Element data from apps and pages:
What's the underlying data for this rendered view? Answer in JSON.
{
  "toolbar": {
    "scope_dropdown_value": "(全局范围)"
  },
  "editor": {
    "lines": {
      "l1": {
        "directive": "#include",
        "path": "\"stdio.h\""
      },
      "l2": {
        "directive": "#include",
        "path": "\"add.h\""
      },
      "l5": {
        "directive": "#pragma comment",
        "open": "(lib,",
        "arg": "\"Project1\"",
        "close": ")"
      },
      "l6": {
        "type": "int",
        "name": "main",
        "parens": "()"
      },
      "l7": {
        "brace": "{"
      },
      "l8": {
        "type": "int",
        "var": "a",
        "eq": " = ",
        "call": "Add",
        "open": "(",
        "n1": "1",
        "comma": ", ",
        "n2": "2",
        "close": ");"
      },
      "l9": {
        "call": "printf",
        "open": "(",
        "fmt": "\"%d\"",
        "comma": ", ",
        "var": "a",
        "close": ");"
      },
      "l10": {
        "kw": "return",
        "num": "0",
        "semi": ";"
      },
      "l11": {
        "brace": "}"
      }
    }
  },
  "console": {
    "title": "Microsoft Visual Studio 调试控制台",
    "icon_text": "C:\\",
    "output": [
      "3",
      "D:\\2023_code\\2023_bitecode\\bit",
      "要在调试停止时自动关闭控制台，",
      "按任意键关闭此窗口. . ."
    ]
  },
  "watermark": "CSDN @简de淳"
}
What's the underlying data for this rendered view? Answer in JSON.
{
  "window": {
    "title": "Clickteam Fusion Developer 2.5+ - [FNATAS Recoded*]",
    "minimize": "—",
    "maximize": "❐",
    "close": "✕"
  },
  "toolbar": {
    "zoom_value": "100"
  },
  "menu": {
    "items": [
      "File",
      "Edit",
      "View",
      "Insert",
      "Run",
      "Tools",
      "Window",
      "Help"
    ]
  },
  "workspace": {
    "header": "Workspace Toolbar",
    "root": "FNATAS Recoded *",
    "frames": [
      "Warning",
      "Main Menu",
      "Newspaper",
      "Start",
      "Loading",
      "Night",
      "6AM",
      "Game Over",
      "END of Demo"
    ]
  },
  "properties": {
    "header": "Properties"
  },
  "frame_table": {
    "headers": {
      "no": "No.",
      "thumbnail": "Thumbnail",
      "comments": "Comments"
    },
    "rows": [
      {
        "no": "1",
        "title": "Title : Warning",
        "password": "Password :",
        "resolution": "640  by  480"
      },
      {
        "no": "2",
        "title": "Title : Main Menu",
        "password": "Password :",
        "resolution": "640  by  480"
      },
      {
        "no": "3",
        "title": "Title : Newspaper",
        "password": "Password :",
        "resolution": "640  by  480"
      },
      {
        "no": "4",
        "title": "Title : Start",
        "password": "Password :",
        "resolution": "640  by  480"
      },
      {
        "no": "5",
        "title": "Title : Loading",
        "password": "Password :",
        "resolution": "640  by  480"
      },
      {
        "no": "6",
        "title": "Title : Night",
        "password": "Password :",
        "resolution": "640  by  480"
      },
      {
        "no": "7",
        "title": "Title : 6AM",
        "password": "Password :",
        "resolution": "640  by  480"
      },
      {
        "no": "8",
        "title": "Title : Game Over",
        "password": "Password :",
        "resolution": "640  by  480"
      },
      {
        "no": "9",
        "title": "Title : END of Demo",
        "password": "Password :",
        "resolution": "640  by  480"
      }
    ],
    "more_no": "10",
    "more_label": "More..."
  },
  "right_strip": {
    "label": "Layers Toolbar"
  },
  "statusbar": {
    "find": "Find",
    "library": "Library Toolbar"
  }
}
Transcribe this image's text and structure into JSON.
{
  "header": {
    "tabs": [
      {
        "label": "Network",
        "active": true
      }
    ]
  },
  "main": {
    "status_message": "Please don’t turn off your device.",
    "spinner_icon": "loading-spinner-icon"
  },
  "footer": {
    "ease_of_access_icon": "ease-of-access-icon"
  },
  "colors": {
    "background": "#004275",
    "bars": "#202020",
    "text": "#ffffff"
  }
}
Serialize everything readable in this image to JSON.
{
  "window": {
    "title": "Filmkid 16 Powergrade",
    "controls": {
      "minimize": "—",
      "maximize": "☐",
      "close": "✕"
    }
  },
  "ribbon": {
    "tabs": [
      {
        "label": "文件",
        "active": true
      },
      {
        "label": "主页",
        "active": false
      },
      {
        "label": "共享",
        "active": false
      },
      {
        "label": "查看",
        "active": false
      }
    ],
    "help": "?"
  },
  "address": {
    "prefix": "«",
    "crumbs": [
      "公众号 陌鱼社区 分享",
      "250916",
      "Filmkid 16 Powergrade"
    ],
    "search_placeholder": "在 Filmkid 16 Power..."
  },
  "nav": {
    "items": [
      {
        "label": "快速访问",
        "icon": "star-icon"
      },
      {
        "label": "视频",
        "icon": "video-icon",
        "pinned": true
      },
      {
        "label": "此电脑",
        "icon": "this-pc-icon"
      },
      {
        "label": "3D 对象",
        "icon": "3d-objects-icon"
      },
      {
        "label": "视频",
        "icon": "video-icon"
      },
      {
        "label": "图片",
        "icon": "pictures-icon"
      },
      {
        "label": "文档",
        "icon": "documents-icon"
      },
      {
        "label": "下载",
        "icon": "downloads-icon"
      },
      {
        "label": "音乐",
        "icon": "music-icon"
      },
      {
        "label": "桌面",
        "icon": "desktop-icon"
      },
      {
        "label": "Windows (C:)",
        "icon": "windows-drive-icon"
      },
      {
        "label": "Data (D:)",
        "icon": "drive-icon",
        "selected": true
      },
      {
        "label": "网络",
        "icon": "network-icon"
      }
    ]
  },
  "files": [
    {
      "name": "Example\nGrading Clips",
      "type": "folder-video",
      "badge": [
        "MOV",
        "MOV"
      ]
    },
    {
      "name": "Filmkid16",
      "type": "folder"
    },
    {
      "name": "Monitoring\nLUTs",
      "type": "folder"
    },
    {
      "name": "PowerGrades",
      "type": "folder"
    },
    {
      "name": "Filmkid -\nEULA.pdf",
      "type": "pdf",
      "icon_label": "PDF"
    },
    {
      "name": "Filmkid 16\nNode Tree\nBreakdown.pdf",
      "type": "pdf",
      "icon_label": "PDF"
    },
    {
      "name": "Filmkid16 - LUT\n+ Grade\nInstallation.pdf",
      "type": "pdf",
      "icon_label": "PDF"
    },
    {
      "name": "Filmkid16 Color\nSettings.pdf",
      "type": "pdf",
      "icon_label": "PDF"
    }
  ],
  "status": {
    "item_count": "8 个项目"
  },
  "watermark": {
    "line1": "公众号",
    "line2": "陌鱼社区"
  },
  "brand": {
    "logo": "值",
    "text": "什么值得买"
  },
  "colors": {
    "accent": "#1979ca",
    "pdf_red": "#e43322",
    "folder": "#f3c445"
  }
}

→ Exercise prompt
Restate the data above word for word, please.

→ Answer below
What's the underlying data for this rendered view? Answer in JSON.
{
  "toolbar": {
    "scope_dropdown_value": "(全局范围)"
  },
  "editor": {
    "lines": {
      "l1": {
        "directive": "#include",
        "path": "\"stdio.h\""
      },
      "l2": {
        "directive": "#include",
        "path": "\"add.h\""
      },
      "l5": {
        "directive": "#pragma comment",
        "open": "(lib,",
        "arg": "\"Project1\"",
        "close": ")"
      },
      "l6": {
        "type": "int",
        "name": "main",
        "parens": "()"
      },
      "l7": {
        "brace": "{"
      },
      "l8": {
        "type": "int",
        "var": "a",
        "eq": " = ",
        "call": "Add",
        "open": "(",
        "n1": "1",
        "comma": ", ",
        "n2": "2",
        "close": ");"
      },
      "l9": {
        "call": "printf",
        "open": "(",
        "fmt": "\"%d\"",
        "comma": ", ",
        "var": "a",
        "close": ");"
      },
      "l10": {
        "kw": "return",
        "num": "0",
        "semi": ";"
      },
      "l11": {
        "brace": "}"
      }
    }
  },
  "console": {
    "title": "Microsoft Visual Studio 调试控制台",
    "icon_text": "C:\\",
    "output": [
      "3",
      "D:\\2023_code\\2023_bitecode\\bit",
      "要在调试停止时自动关闭控制台，",
      "按任意键关闭此窗口. . ."
    ]
  },
  "watermark": "CSDN @简de淳"
}
What's the underlying data for this rendered view? Answer in JSON.
{
  "window": {
    "title": "Clickteam Fusion Developer 2.5+ - [FNATAS Recoded*]",
    "minimize": "—",
    "maximize": "❐",
    "close": "✕"
  },
  "toolbar": {
    "zoom_value": "100"
  },
  "menu": {
    "items": [
      "File",
      "Edit",
      "View",
      "Insert",
      "Run",
      "Tools",
      "Window",
      "Help"
    ]
  },
  "workspace": {
    "header": "Workspace Toolbar",
    "root": "FNATAS Recoded *",
    "frames": [
      "Warning",
      "Main Menu",
      "Newspaper",
      "Start",
      "Loading",
      "Night",
      "6AM",
      "Game Over",
      "END of Demo"
    ]
  },
  "properties": {
    "header": "Properties"
  },
  "frame_table": {
    "headers": {
      "no": "No.",
      "thumbnail": "Thumbnail",
      "comments": "Comments"
    },
    "rows": [
      {
        "no": "1",
        "title": "Title : Warning",
        "password": "Password :",
        "resolution": "640  by  480"
      },
      {
        "no": "2",
        "title": "Title : Main Menu",
        "password": "Password :",
        "resolution": "640  by  480"
      },
      {
        "no": "3",
        "title": "Title : Newspaper",
        "password": "Password :",
        "resolution": "640  by  480"
      },
      {
        "no": "4",
        "title": "Title : Start",
        "password": "Password :",
        "resolution": "640  by  480"
      },
      {
        "no": "5",
        "title": "Title : Loading",
        "password": "Password :",
        "resolution": "640  by  480"
      },
      {
        "no": "6",
        "title": "Title : Night",
        "password": "Password :",
        "resolution": "640  by  480"
      },
      {
        "no": "7",
        "title": "Title : 6AM",
        "password": "Password :",
        "resolution": "640  by  480"
      },
      {
        "no": "8",
        "title": "Title : Game Over",
        "password": "Password :",
        "resolution": "640  by  480"
      },
      {
        "no": "9",
        "title": "Title : END of Demo",
        "password": "Password :",
        "resolution": "640  by  480"
      }
    ],
    "more_no": "10",
    "more_label": "More..."
  },
  "right_strip": {
    "label": "Layers Toolbar"
  },
  "statusbar": {
    "find": "Find",
    "library": "Library Toolbar"
  }
}
Transcribe this image's text and structure into JSON.
{
  "header": {
    "tabs": [
      {
        "label": "Network",
        "active": true
      }
    ]
  },
  "main": {
    "status_message": "Please don’t turn off your device.",
    "spinner_icon": "loading-spinner-icon"
  },
  "footer": {
    "ease_of_access_icon": "ease-of-access-icon"
  },
  "colors": {
    "background": "#004275",
    "bars": "#202020",
    "text": "#ffffff"
  }
}
Serialize everything readable in this image to JSON.
{
  "window": {
    "title": "Filmkid 16 Powergrade",
    "controls": {
      "minimize": "—",
      "maximize": "☐",
      "close": "✕"
    }
  },
  "ribbon": {
    "tabs": [
      {
        "label": "文件",
        "active": true
      },
      {
        "label": "主页",
        "active": false
      },
      {
        "label": "共享",
        "active": false
      },
      {
        "label": "查看",
        "active": false
      }
    ],
    "help": "?"
  },
  "address": {
    "prefix": "«",
    "crumbs": [
      "公众号 陌鱼社区 分享",
      "250916",
      "Filmkid 16 Powergrade"
    ],
    "search_placeholder": "在 Filmkid 16 Power..."
  },
  "nav": {
    "items": [
      {
        "label": "快速访问",
        "icon": "star-icon"
      },
      {
        "label": "视频",
        "icon": "video-icon",
        "pinned": true
      },
      {
        "label": "此电脑",
        "icon": "this-pc-icon"
      },
      {
        "label": "3D 对象",
        "icon": "3d-objects-icon"
      },
      {
        "label": "视频",
        "icon": "video-icon"
      },
      {
        "label": "图片",
        "icon": "pictures-icon"
      },
      {
        "label": "文档",
        "icon": "documents-icon"
      },
      {
        "label": "下载",
        "icon": "downloads-icon"
      },
      {
        "label": "音乐",
        "icon": "music-icon"
      },
      {
        "label": "桌面",
        "icon": "desktop-icon"
      },
      {
        "label": "Windows (C:)",
        "icon": "windows-drive-icon"
      },
      {
        "label": "Data (D:)",
        "icon": "drive-icon",
        "selected": true
      },
      {
        "label": "网络",
        "icon": "network-icon"
      }
    ]
  },
  "files": [
    {
      "name": "Example\nGrading Clips",
      "type": "folder-video",
      "badge": [
        "MOV",
        "MOV"
      ]
    },
    {
      "name": "Filmkid16",
      "type": "folder"
    },
    {
      "name": "Monitoring\nLUTs",
      "type": "folder"
    },
    {
      "name": "PowerGrades",
      "type": "folder"
    },
    {
      "name": "Filmkid -\nEULA.pdf",
      "type": "pdf",
      "icon_label": "PDF"
    },
    {
      "name": "Filmkid 16\nNode Tree\nBreakdown.pdf",
      "type": "pdf",
      "icon_label": "PDF"
    },
    {
      "name": "Filmkid16 - LUT\n+ Grade\nInstallation.pdf",
      "type": "pdf",
      "icon_label": "PDF"
    },
    {
      "name": "Filmkid16 Color\nSettings.pdf",
      "type": "pdf",
      "icon_label": "PDF"
    }
  ],
  "status": {
    "item_count": "8 个项目"
  },
  "watermark": {
    "line1": "公众号",
    "line2": "陌鱼社区"
  },
  "brand": {
    "logo": "值",
    "text": "什么值得买"
  },
  "colors": {
    "accent": "#1979ca",
    "pdf_red": "#e43322",
    "folder": "#f3c445"
  }
}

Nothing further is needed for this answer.